- **Entries provided**
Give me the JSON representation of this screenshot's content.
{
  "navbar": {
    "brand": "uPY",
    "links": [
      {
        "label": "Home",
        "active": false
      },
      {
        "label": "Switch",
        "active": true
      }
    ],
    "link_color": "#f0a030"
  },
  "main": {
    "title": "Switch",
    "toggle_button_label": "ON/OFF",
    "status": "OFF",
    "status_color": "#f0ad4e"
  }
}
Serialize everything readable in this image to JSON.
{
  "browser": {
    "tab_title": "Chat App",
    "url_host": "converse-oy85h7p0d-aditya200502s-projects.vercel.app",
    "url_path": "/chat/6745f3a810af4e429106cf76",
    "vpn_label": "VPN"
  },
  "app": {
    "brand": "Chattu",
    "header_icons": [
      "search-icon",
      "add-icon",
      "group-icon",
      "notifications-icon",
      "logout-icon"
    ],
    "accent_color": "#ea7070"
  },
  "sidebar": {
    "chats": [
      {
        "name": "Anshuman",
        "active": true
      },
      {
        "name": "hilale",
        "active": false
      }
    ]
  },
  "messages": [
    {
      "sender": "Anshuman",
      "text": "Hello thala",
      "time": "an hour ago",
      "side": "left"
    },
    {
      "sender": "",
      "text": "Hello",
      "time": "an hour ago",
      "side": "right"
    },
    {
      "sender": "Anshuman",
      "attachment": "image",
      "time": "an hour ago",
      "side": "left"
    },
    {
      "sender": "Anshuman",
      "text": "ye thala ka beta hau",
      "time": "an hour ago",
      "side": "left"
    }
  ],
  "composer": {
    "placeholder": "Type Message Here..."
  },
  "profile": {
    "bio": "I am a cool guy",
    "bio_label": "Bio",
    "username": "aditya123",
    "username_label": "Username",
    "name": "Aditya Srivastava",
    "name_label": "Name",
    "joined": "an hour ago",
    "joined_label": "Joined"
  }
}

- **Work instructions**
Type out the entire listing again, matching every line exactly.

- **Exercise result**
Give me the JSON representation of this screenshot's content.
{
  "navbar": {
    "brand": "uPY",
    "links": [
      {
        "label": "Home",
        "active": false
      },
      {
        "label": "Switch",
        "active": true
      }
    ],
    "link_color": "#f0a030"
  },
  "main": {
    "title": "Switch",
    "toggle_button_label": "ON/OFF",
    "status": "OFF",
    "status_color": "#f0ad4e"
  }
}
Serialize everything readable in this image to JSON.
{
  "browser": {
    "tab_title": "Chat App",
    "url_host": "converse-oy85h7p0d-aditya200502s-projects.vercel.app",
    "url_path": "/chat/6745f3a810af4e429106cf76",
    "vpn_label": "VPN"
  },
  "app": {
    "brand": "Chattu",
    "header_icons": [
      "search-icon",
      "add-icon",
      "group-icon",
      "notifications-icon",
      "logout-icon"
    ],
    "accent_color": "#ea7070"
  },
  "sidebar": {
    "chats": [
      {
        "name": "Anshuman",
        "active": true
      },
      {
        "name": "hilale",
        "active": false
      }
    ]
  },
  "messages": [
    {
      "sender": "Anshuman",
      "text": "Hello thala",
      "time": "an hour ago",
      "side": "left"
    },
    {
      "sender": "",
      "text": "Hello",
      "time": "an hour ago",
      "side": "right"
    },
    {
      "sender": "Anshuman",
      "attachment": "image",
      "time": "an hour ago",
      "side": "left"
    },
    {
      "sender": "Anshuman",
      "text": "ye thala ka beta hau",
      "time": "an hour ago",
      "side": "left"
    }
  ],
  "composer": {
    "placeholder": "Type Message Here..."
  },
  "profile": {
    "bio": "I am a cool guy",
    "bio_label": "Bio",
    "username": "aditya123",
    "username_label": "Username",
    "name": "Aditya Srivastava",
    "name_label": "Name",
    "joined": "an hour ago",
    "joined_label": "Joined"
  }
}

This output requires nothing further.